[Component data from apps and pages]
=====

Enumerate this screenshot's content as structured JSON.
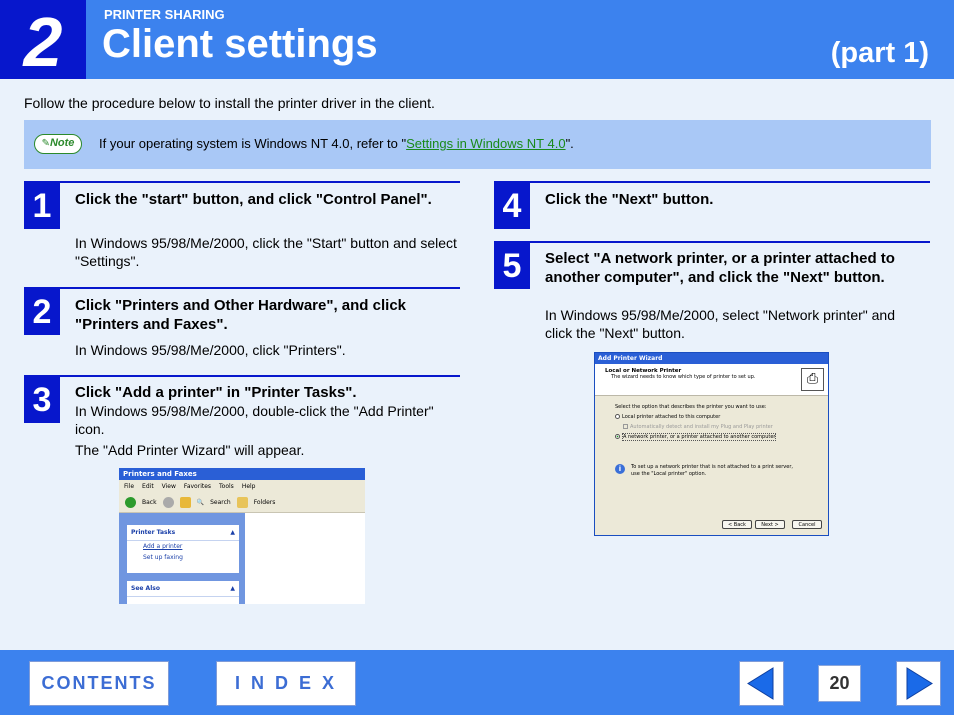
{
  "header": {
    "chapter_number": "2",
    "section_label": "PRINTER SHARING",
    "title": "Client settings",
    "part": "(part 1)"
  },
  "intro": "Follow the procedure below to install the printer driver in the client.",
  "note": {
    "badge": "Note",
    "text_before": "If your operating system is Windows NT 4.0, refer to \"",
    "link": "Settings in Windows NT 4.0",
    "text_after": "\"."
  },
  "steps": [
    {
      "number": "1",
      "title": "Click the \"start\" button, and click \"Control Panel\".",
      "body": "In Windows 95/98/Me/2000, click the \"Start\" button and select \"Settings\"."
    },
    {
      "number": "2",
      "title": "Click \"Printers and Other Hardware\", and click \"Printers and Faxes\".",
      "body": "In Windows 95/98/Me/2000, click \"Printers\"."
    },
    {
      "number": "3",
      "title": "Click \"Add a printer\" in \"Printer Tasks\".",
      "body": "In Windows 95/98/Me/2000, double-click the \"Add Printer\" icon.",
      "body2": "The \"Add Printer Wizard\" will appear."
    },
    {
      "number": "4",
      "title": "Click the \"Next\" button."
    },
    {
      "number": "5",
      "title": "Select \"A network printer, or a printer attached to another computer\", and click the \"Next\" button.",
      "body": "In Windows 95/98/Me/2000, select \"Network printer\" and click the \"Next\" button."
    }
  ],
  "printers_window": {
    "title": "Printers and Faxes",
    "menu": [
      "File",
      "Edit",
      "View",
      "Favorites",
      "Tools",
      "Help"
    ],
    "toolbar": [
      "Back",
      "Search",
      "Folders"
    ],
    "printer_tasks_header": "Printer Tasks",
    "tasks": [
      "Add a printer",
      "Set up faxing"
    ],
    "see_also_header": "See Also"
  },
  "wizard": {
    "title": "Add Printer Wizard",
    "heading": "Local or Network Printer",
    "subheading": "The wizard needs to know which type of printer to set up.",
    "prompt": "Select the option that describes the printer you want to use:",
    "option_local": "Local printer attached to this computer",
    "option_auto": "Automatically detect and install my Plug and Play printer",
    "option_network": "A network printer, or a printer attached to another computer",
    "info_line1": "To set up a network printer that is not attached to a print server,",
    "info_line2": "use the \"Local printer\" option.",
    "btn_back": "< Back",
    "btn_next": "Next >",
    "btn_cancel": "Cancel"
  },
  "footer": {
    "contents": "CONTENTS",
    "index": "I N D E X",
    "page": "20"
  },
  "colors": {
    "primary_blue": "#3c82ee",
    "dark_blue": "#0717cc",
    "note_bg": "#a9c8f6",
    "page_bg": "#eaf2fb"
  }
}
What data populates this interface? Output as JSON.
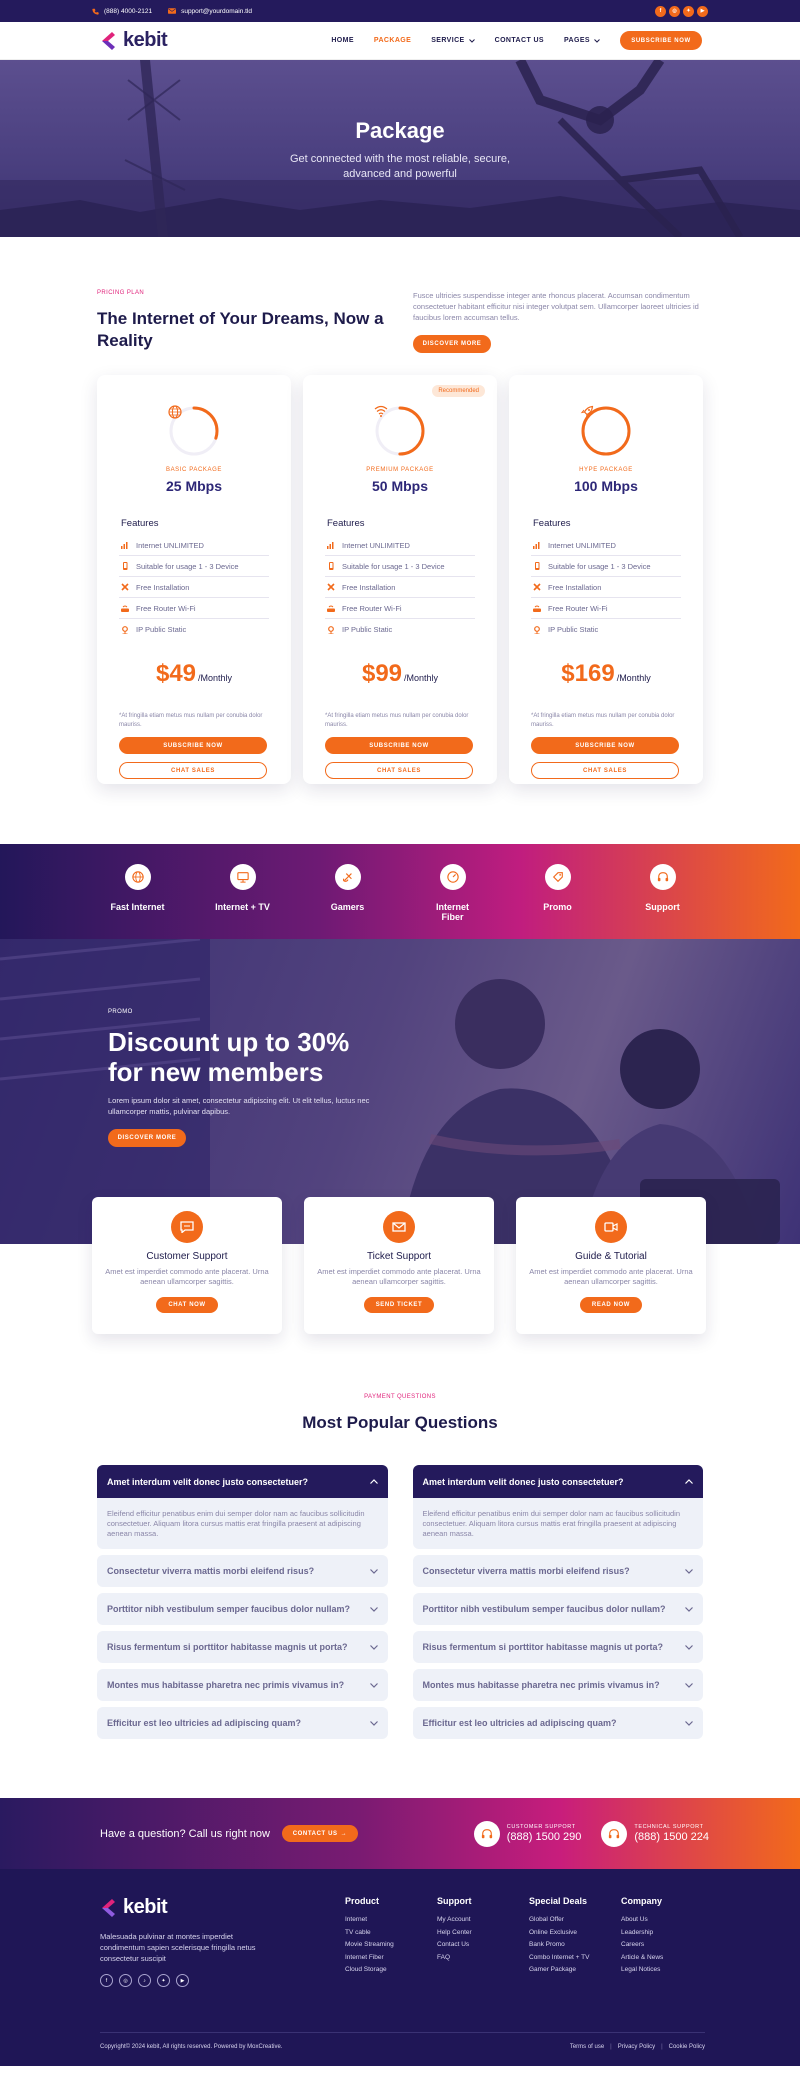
{
  "topbar": {
    "phone": "(888) 4000-2121",
    "email": "support@yourdomain.tld",
    "social": [
      "f",
      "ig",
      "tw",
      "yt"
    ]
  },
  "nav": {
    "logo": "kebit",
    "items": [
      {
        "label": "HOME"
      },
      {
        "label": "PACKAGE"
      },
      {
        "label": "SERVICE"
      },
      {
        "label": "CONTACT US"
      },
      {
        "label": "PAGES"
      }
    ],
    "cta": "SUBSCRIBE NOW"
  },
  "hero": {
    "title": "Package",
    "subtitle": "Get connected with the most reliable, secure, advanced and powerful"
  },
  "pricing": {
    "eyebrow": "PRICING PLAN",
    "title": "The Internet of Your Dreams, Now a Reality",
    "desc": "Fusce ultricies suspendisse integer ante rhoncus placerat. Accumsan condimentum consectetuer habitant efficitur nisi integer volutpat sem. Ullamcorper laoreet ultricies id faucibus lorem accumsan tellus.",
    "cta": "DISCOVER MORE"
  },
  "plans": [
    {
      "label": "BASIC PACKAGE",
      "speed": "25 Mbps",
      "progress": 0.3,
      "features_title": "Features",
      "features": [
        "Internet UNLIMITED",
        "Suitable for usage 1 - 3 Device",
        "Free Installation",
        "Free Router Wi-Fi",
        "IP Public Static"
      ],
      "price": "$49",
      "period": "/Monthly",
      "note": "*At fringilla etiam metus mus nullam per conubia dolor mauriss.",
      "subscribe": "SUBSCRIBE NOW",
      "chat": "CHAT SALES"
    },
    {
      "label": "PREMIUM PACKAGE",
      "speed": "50 Mbps",
      "progress": 0.5,
      "badge": "Recommended",
      "features_title": "Features",
      "features": [
        "Internet UNLIMITED",
        "Suitable for usage 1 - 3 Device",
        "Free Installation",
        "Free Router Wi-Fi",
        "IP Public Static"
      ],
      "price": "$99",
      "period": "/Monthly",
      "note": "*At fringilla etiam metus mus nullam per conubia dolor mauriss.",
      "subscribe": "SUBSCRIBE NOW",
      "chat": "CHAT SALES"
    },
    {
      "label": "HYPE PACKAGE",
      "speed": "100 Mbps",
      "progress": 1.0,
      "features_title": "Features",
      "features": [
        "Internet UNLIMITED",
        "Suitable for usage 1 - 3 Device",
        "Free Installation",
        "Free Router Wi-Fi",
        "IP Public Static"
      ],
      "price": "$169",
      "period": "/Monthly",
      "note": "*At fringilla etiam metus mus nullam per conubia dolor mauriss.",
      "subscribe": "SUBSCRIBE NOW",
      "chat": "CHAT SALES"
    }
  ],
  "categories": [
    "Fast Internet",
    "Internet + TV",
    "Gamers",
    "Internet Fiber",
    "Promo",
    "Support"
  ],
  "promo": {
    "eyebrow": "PROMO",
    "title_line1": "Discount up to 30%",
    "title_line2": "for new members",
    "text": "Lorem ipsum dolor sit amet, consectetur adipiscing elit. Ut elit tellus, luctus nec ullamcorper mattis, pulvinar dapibus.",
    "cta": "DISCOVER MORE"
  },
  "support_cards": [
    {
      "title": "Customer Support",
      "text": "Amet est imperdiet commodo ante placerat. Urna aenean ullamcorper sagittis.",
      "cta": "CHAT NOW"
    },
    {
      "title": "Ticket Support",
      "text": "Amet est imperdiet commodo ante placerat. Urna aenean ullamcorper sagittis.",
      "cta": "SEND TICKET"
    },
    {
      "title": "Guide & Tutorial",
      "text": "Amet est imperdiet commodo ante placerat. Urna aenean ullamcorper sagittis.",
      "cta": "READ NOW"
    }
  ],
  "faq": {
    "eyebrow": "PAYMENT QUESTIONS",
    "title": "Most Popular Questions",
    "columns": [
      {
        "open_q": "Amet interdum velit donec justo consectetuer?",
        "open_a": "Eleifend efficitur penatibus enim dui semper dolor nam ac faucibus sollicitudin consectetuer. Aliquam litora cursus mattis erat fringilla praesent at adipiscing aenean massa.",
        "items": [
          "Consectetur viverra mattis morbi eleifend risus?",
          "Porttitor nibh vestibulum semper faucibus dolor nullam?",
          "Risus fermentum si porttitor habitasse magnis ut porta?",
          "Montes mus habitasse pharetra nec primis vivamus in?",
          "Efficitur est leo ultricies ad adipiscing quam?"
        ]
      },
      {
        "open_q": "Amet interdum velit donec justo consectetuer?",
        "open_a": "Eleifend efficitur penatibus enim dui semper dolor nam ac faucibus sollicitudin consectetuer. Aliquam litora cursus mattis erat fringilla praesent at adipiscing aenean massa.",
        "items": [
          "Consectetur viverra mattis morbi eleifend risus?",
          "Porttitor nibh vestibulum semper faucibus dolor nullam?",
          "Risus fermentum si porttitor habitasse magnis ut porta?",
          "Montes mus habitasse pharetra nec primis vivamus in?",
          "Efficitur est leo ultricies ad adipiscing quam?"
        ]
      }
    ]
  },
  "cta": {
    "text": "Have a question? Call us right now",
    "button": "CONTACT US",
    "customer_label": "CUSTOMER SUPPORT",
    "customer_phone": "(888) 1500 290",
    "tech_label": "TECHNICAL SUPPORT",
    "tech_phone": "(888) 1500 224"
  },
  "footer": {
    "logo": "kebit",
    "about": "Malesuada pulvinar at montes imperdiet condimentum sapien scelerisque fringilla netus consectetur suscipit",
    "cols": [
      {
        "title": "Product",
        "links": [
          "Internet",
          "TV cable",
          "Movie Streaming",
          "Internet Fiber",
          "Cloud Storage"
        ]
      },
      {
        "title": "Support",
        "links": [
          "My Account",
          "Help Center",
          "Contact Us",
          "FAQ"
        ]
      },
      {
        "title": "Special Deals",
        "links": [
          "Global Offer",
          "Online Exclusive",
          "Bank Promo",
          "Combo Internet + TV",
          "Gamer Package"
        ]
      },
      {
        "title": "Company",
        "links": [
          "About Us",
          "Leadership",
          "Careers",
          "Article & News",
          "Legal Notices"
        ]
      }
    ],
    "copyright": "Copyright© 2024 kebit, All rights reserved. Powered by MoxCreative.",
    "legal": [
      "Terms of use",
      "Privacy Policy",
      "Cookie Policy"
    ]
  },
  "colors": {
    "accent": "#f26a1b",
    "navy": "#241a5c",
    "magenta": "#e0237b"
  }
}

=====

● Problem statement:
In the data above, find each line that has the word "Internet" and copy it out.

● Exercise output:
    "title": "The Internet of Your Dreams, Now a Reality",
        "Internet UNLIMITED",
        "Internet UNLIMITED",
        "Internet UNLIMITED",
    "Fast Internet",
    "Internet + TV",
    "Internet Fiber",
          "Internet",
          "Internet Fiber",
          "Combo Internet + TV",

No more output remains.